Early in 2011 Wesko – which Sabelli says makes more than 500 different kinds of locks, mainly for office furniture manufacturers – installed a Stratasys 3D printer. With this printer, Wesko can produce a lock prototype in a few hours.
That means clients can see designs much faster and Wesko can get into production faster. And prototyping on a 3D printer is cheaper too – Sabelli says the company has saved easily $50,000 since buying the machine.
Since the 3D printer makes it much quicker and cheaper to produce prototypes, says Sabelli, “now that it’s there we try out everything now.” Wesko also finds other uses for the machine, like creating small jigs to hold parts that need extra machining. “It’s addictive,” Sabelli says. “Once you have it, you try to use it as much as you can.”
Prototyping is “by far and away the largest market for 3D printers,” accounting for 80 to 90 per cent of sales, says Doug Angus-Lee, 3D printer product manager at Javelin Technologies Inc., an Oakville, Ont., reseller of 3D printers and design software. Other uses include medical applications – producing custom orthotic devices, for instance. Making custom jigs for manufacturing is another use.
Invisalign clear braces for straightening teeth are made with a 3D printing process, says Evan Hardie, research manager for printer and hardcopy peripherals at International Data Corp. (Canada) Ltd. in Toronto. “They’re doing millions of units, all custom.”
Small-volume production – items like airplane engine parts and air dams for Formula One racing cars – account for a growing share of 3D printer uses, Hardie says. While lower-cost 3D printers for consumers have been drawing media attention, he adds, that market segment remains small.
Crosswing Inc., a Toronto robotics company, has used a Stratasys printer for about five years to produce parts for home and medical robots and for prototyping. Crosswing’s robots are low-volume products, says Dale Wick, the company’s chief technology officer, so some parts are more economically produced with a 3D printer than by other methods – like the I-beam that supports the wheels and motor of one model, of which Crosswing makes about one a month.
In the past, Wick says, Crosswing would have made some prototype parts by creating a mold, pouring resin and then waiting three weeks for the resin to cure. Other parts would have had to be machined, a labour-intensive process. Instead of three weeks of elapsed time and 16 to 20 hours of labour to make one prototype, Wick says, “I can do two iterations a day and we spend a little bit of time thinking about it in between.”

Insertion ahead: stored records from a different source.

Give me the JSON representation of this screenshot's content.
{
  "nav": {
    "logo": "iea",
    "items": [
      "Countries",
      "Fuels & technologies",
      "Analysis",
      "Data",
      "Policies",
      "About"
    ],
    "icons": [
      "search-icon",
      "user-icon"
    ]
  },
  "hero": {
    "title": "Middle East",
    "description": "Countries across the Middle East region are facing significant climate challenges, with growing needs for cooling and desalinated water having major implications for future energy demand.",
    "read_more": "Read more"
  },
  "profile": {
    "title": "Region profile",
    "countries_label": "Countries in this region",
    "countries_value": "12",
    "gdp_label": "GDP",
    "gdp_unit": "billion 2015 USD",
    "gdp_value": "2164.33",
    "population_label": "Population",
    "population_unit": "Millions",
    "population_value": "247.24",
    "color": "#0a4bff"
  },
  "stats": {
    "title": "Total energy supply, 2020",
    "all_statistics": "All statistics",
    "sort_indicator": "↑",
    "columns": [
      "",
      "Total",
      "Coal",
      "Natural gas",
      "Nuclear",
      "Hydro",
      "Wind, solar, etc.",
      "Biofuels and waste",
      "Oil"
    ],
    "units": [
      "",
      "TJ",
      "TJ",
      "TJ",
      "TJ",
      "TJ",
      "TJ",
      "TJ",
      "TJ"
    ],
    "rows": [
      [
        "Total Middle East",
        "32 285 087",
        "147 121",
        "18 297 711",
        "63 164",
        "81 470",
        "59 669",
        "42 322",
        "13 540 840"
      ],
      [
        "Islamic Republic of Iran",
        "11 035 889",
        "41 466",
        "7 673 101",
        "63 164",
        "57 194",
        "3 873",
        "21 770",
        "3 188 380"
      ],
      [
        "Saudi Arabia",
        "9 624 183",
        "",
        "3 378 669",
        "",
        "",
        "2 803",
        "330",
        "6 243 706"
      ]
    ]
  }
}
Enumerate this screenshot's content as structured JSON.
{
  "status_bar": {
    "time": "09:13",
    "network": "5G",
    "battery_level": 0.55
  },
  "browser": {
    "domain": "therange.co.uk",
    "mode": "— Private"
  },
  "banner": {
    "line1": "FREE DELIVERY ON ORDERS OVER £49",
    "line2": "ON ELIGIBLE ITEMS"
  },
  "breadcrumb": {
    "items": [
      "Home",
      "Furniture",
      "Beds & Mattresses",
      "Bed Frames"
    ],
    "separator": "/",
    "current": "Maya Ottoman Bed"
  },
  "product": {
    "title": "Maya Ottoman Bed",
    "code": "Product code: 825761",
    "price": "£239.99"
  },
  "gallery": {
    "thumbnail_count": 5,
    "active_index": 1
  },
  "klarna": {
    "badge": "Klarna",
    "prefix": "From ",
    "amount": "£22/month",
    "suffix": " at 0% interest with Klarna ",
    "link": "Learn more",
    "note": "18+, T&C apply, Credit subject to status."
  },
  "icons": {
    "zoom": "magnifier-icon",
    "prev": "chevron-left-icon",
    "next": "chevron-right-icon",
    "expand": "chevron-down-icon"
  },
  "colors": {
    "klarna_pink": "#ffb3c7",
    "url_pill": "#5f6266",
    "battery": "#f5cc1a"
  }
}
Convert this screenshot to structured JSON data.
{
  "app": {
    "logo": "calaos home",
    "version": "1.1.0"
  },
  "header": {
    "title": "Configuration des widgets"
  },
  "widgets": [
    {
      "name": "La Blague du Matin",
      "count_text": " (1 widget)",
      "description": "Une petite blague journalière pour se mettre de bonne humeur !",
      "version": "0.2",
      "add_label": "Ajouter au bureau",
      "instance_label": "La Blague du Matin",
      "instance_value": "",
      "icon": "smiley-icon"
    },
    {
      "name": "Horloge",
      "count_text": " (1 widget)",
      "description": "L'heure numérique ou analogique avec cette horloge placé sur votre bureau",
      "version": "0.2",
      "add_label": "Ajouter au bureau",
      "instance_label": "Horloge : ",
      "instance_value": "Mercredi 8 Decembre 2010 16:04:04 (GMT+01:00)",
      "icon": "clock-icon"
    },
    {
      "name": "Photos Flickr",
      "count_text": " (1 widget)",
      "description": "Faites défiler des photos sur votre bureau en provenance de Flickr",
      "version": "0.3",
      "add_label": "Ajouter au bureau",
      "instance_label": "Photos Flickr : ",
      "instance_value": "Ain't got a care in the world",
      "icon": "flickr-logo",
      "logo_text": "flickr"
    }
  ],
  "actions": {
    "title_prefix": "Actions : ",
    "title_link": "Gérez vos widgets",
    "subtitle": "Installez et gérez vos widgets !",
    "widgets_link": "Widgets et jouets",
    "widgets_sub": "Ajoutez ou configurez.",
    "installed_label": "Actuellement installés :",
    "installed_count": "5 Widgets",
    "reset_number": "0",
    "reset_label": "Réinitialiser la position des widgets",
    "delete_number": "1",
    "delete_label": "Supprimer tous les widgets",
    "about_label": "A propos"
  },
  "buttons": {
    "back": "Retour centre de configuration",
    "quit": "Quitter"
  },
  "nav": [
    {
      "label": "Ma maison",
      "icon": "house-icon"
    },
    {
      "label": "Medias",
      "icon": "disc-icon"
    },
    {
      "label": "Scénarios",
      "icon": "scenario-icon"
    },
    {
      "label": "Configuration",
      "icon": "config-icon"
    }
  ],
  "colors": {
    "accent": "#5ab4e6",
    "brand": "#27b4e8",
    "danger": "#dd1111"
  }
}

The technology does have some weaknesses. The resolution of 3D printers isn’t always good enough to make small parts perfectly, Sabelli says, and prototypes may need a bit of cleaning up – such as filing by hand – to work properly. On the flip side, Wick says, 3D printing can do some things injection molding can’t, which means that if you prototype with a 3D printer “you do really need to re-engineer your parts when you’re going to mass production.”
And because of limitations on things like how much part of a design can overhang without breaking, Hardie says, “if you’re a designer you have to really know what you’re doing.”